| Radio-tagged bats led scientists to hollow trees where male bats guarded harems of 4 to 11 females. The male was the last to leave when the bats went out at night to forage, and brought his fruit back close to the tree where his harem was located to eat it. Figs are a favorite food, and the bats help disperse the seeds. They fly up to 10 km (about 6 miles) a night scouting for trees with ripe fruit, but they avoid flying when the moon is full - perhaps because they are too visible to predators such as owls on bright nights.
Jamaican Fruit-eating Bats are abundant in forests and on farmland at lower elevations. They are not choosy about roosting sites. In addition to tree-hollow harems, they roost in caves, tunnels, foliage, and even in “tents” they or other bats make by chewing through the veins or midribs of leaves until the leaf folds over and provides shelter.

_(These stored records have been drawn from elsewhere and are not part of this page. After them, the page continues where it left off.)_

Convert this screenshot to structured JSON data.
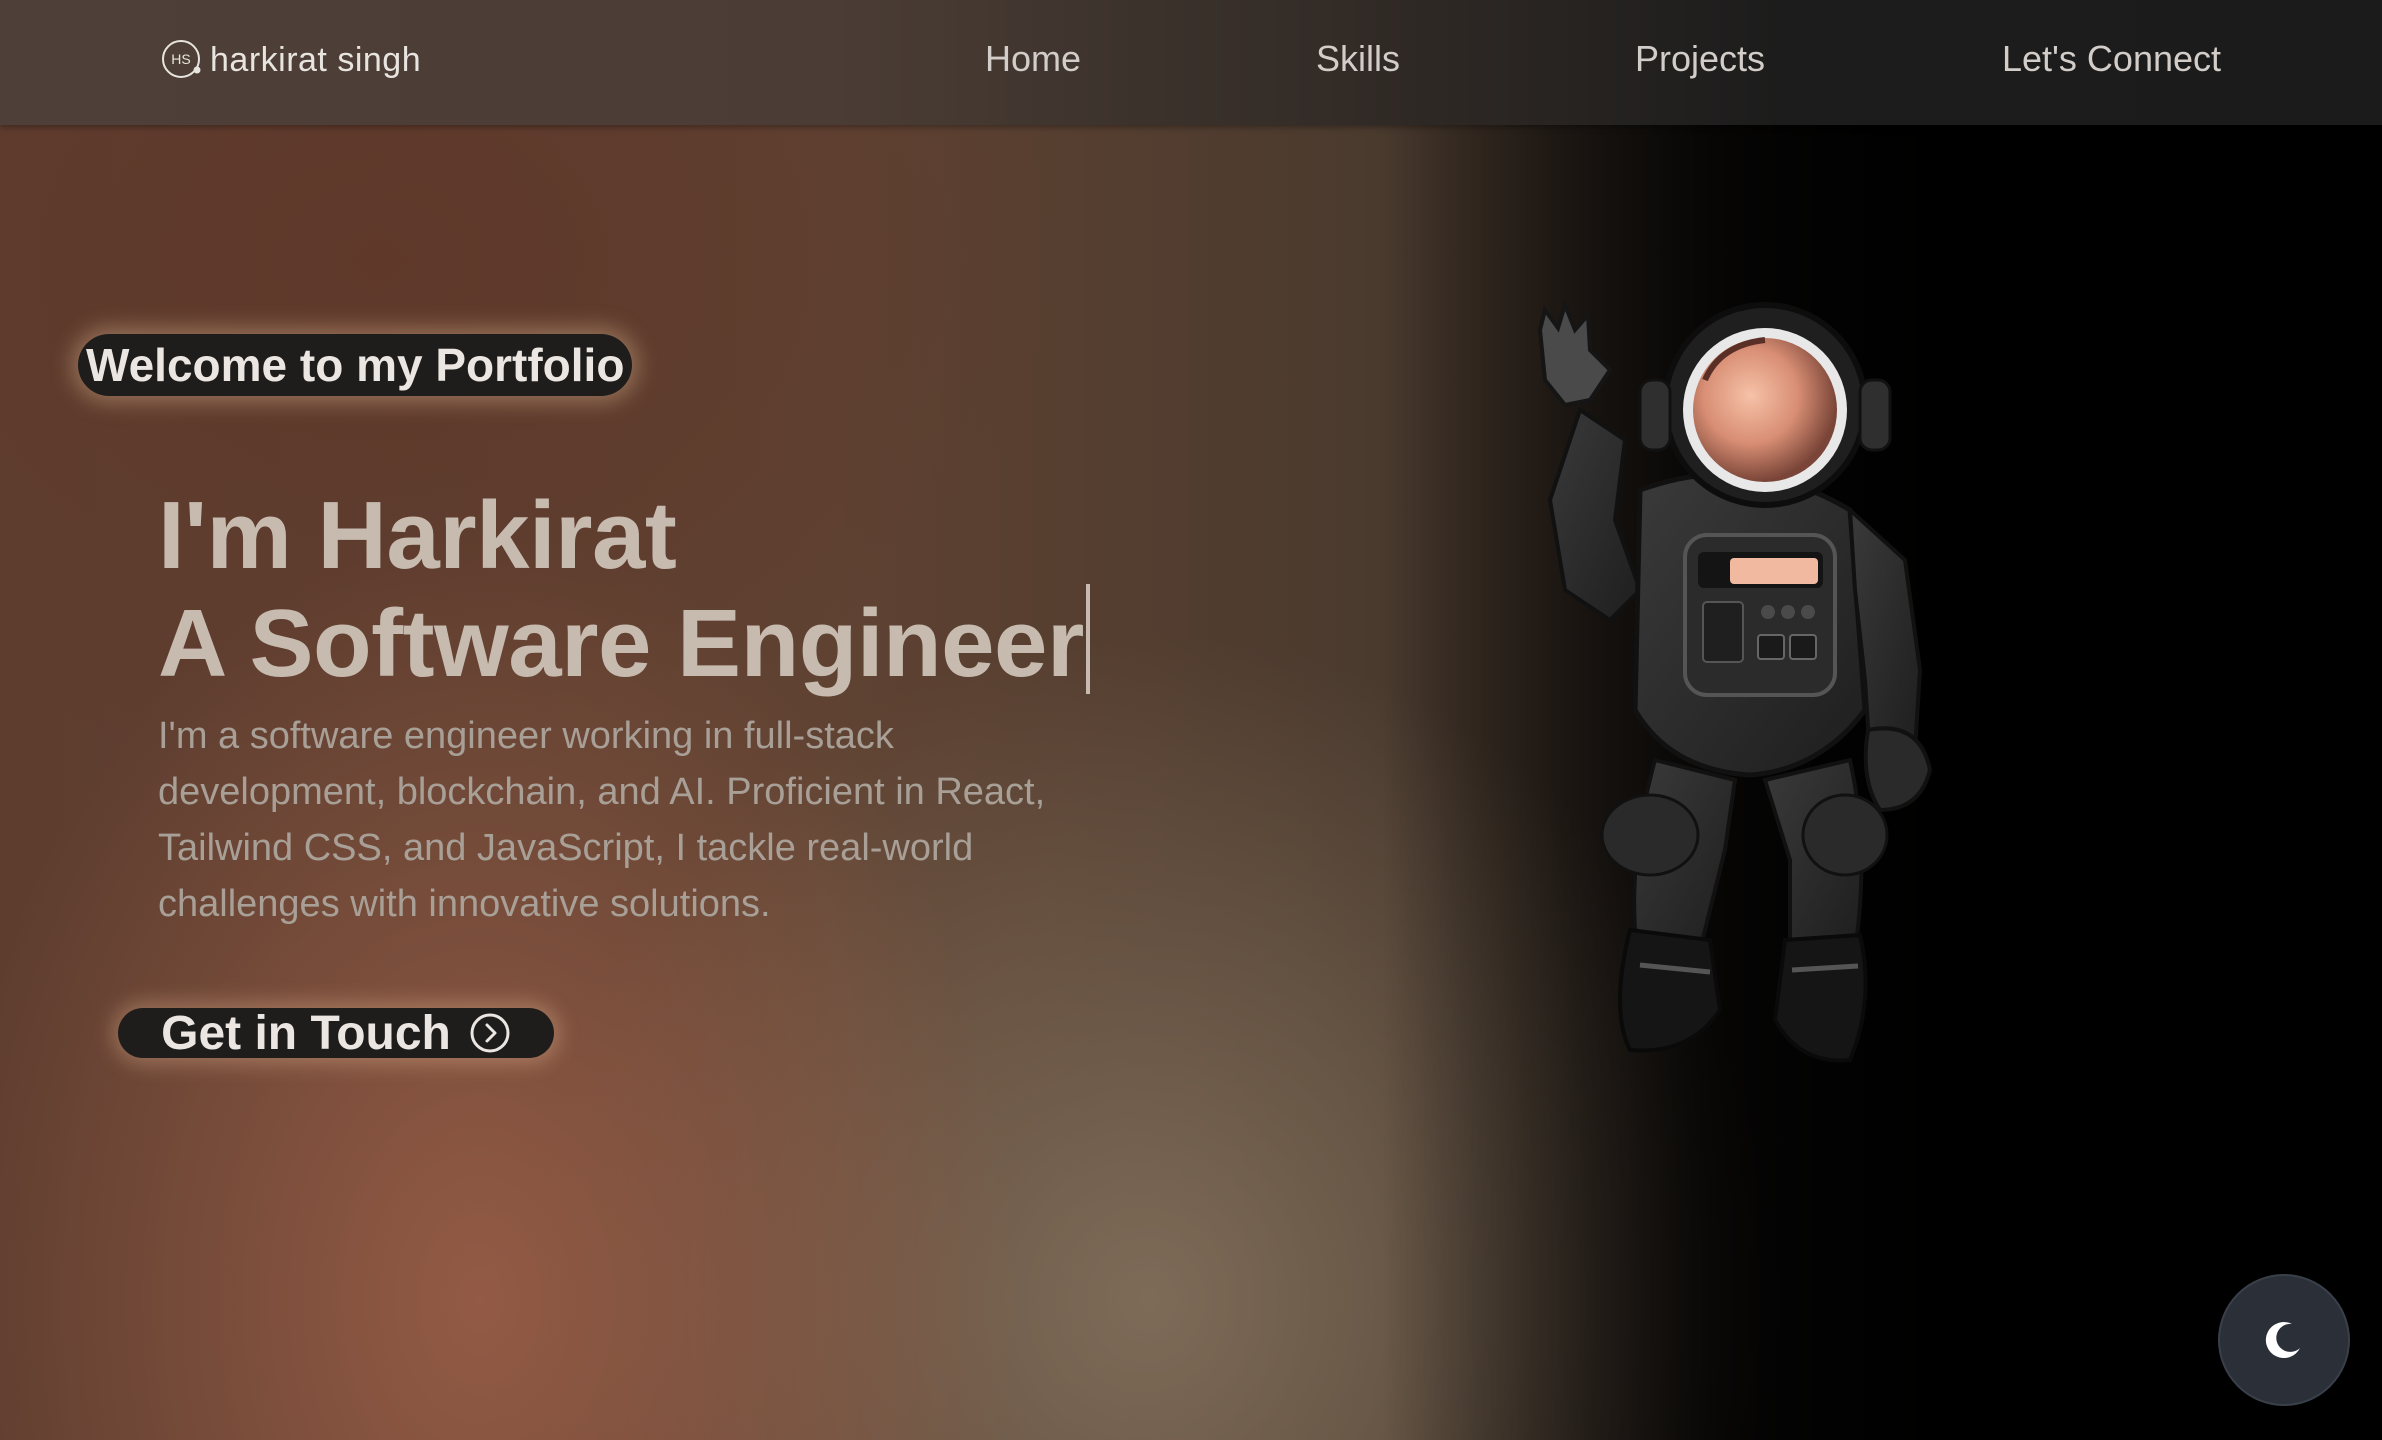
{
  "nav": {
    "logo_text": "harkirat singh",
    "logo_monogram": "HS",
    "links": [
      {
        "label": "Home"
      },
      {
        "label": "Skills"
      },
      {
        "label": "Projects"
      },
      {
        "label": "Let's Connect"
      }
    ]
  },
  "hero": {
    "badge": "Welcome to my Portfolio",
    "heading_line1": "I'm Harkirat",
    "heading_line2": "A Software Engineer",
    "description": "I'm a software engineer working in full-stack development, blockchain, and AI. Proficient in React, Tailwind CSS, and JavaScript, I tackle real-world challenges with innovative solutions.",
    "cta_label": "Get in Touch",
    "cta_icon": "chevron-right-circle-icon"
  },
  "illustration": {
    "name": "astronaut-illustration"
  },
  "theme_toggle": {
    "icon": "moon-icon"
  },
  "colors": {
    "heading": "#c7bbb0",
    "description": "#a89f97",
    "pill_bg": "#1e1d1c",
    "toggle_bg": "#2a2f38"
  }
}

Head and Body: 70-85 mm
Leach, 1821. The Transactions of Linnaean Society of London, 13:75.
Mammal Species of the World (opens in a new window).

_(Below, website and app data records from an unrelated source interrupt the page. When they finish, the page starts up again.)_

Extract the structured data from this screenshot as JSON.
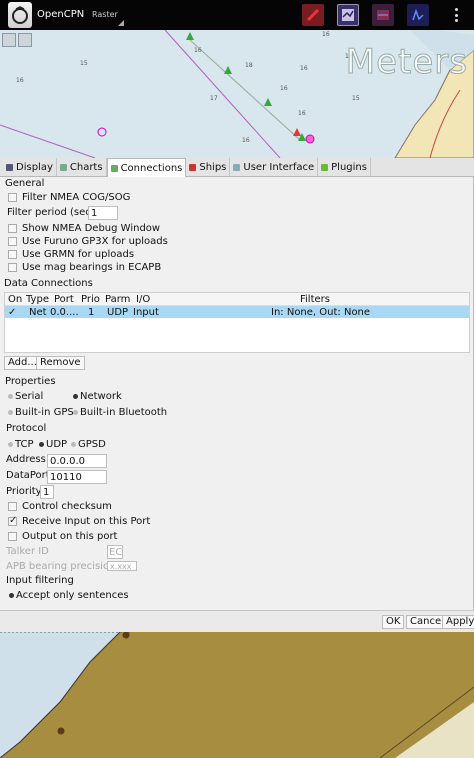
{
  "app": {
    "title": "OpenCPN",
    "mode": "Raster"
  },
  "chart_overlay": {
    "units": "Meters"
  },
  "tabs": [
    {
      "label": "Display",
      "icon": "display-icon",
      "active": false
    },
    {
      "label": "Charts",
      "icon": "charts-icon",
      "active": false
    },
    {
      "label": "Connections",
      "icon": "connections-icon",
      "active": true
    },
    {
      "label": "Ships",
      "icon": "ships-icon",
      "active": false
    },
    {
      "label": "User Interface",
      "icon": "user-interface-icon",
      "active": false
    },
    {
      "label": "Plugins",
      "icon": "plugins-icon",
      "active": false
    }
  ],
  "general": {
    "heading": "General",
    "filter_cog_sog": "Filter NMEA COG/SOG",
    "filter_period_label": "Filter period (sec)",
    "filter_period_value": "1",
    "show_debug": "Show NMEA Debug Window",
    "furuno": "Use Furuno GP3X for uploads",
    "grmn": "Use GRMN for uploads",
    "mag_bearings": "Use mag bearings in ECAPB"
  },
  "data_connections": {
    "heading": "Data Connections",
    "columns": [
      "On",
      "Type",
      "Port",
      "Prio",
      "Parm",
      "I/O",
      "Filters"
    ],
    "rows": [
      {
        "on": "✓",
        "type": "Net",
        "port": "0.0....",
        "prio": "1",
        "parm": "UDP",
        "io": "Input",
        "filters": "In: None, Out: None"
      }
    ],
    "add_label": "Add...",
    "remove_label": "Remove"
  },
  "properties": {
    "heading": "Properties",
    "serial": "Serial",
    "network": "Network",
    "builtin_gps": "Built-in GPS",
    "builtin_bt": "Built-in Bluetooth",
    "protocol_heading": "Protocol",
    "tcp": "TCP",
    "udp": "UDP",
    "gpsd": "GPSD",
    "address_label": "Address",
    "address_value": "0.0.0.0",
    "dataport_label": "DataPort",
    "dataport_value": "10110",
    "priority_label": "Priority",
    "priority_value": "1",
    "control_checksum": "Control checksum",
    "receive_input": "Receive Input on this Port",
    "output_port": "Output on this port",
    "talker_id_label": "Talker ID",
    "talker_id_value": "EC",
    "apb_label": "APB bearing precision",
    "apb_value": "x.xxx",
    "input_filtering_heading": "Input filtering",
    "accept_only": "Accept only sentences"
  },
  "buttons": {
    "ok": "OK",
    "cancel": "Cancel",
    "apply": "Apply"
  },
  "colors": {
    "selection": "#a9d8f4",
    "water": "#d8e6ee",
    "land": "#a78d40"
  }
}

Mammalian Species, American Society of Mammalogists' species account (opens in a new window).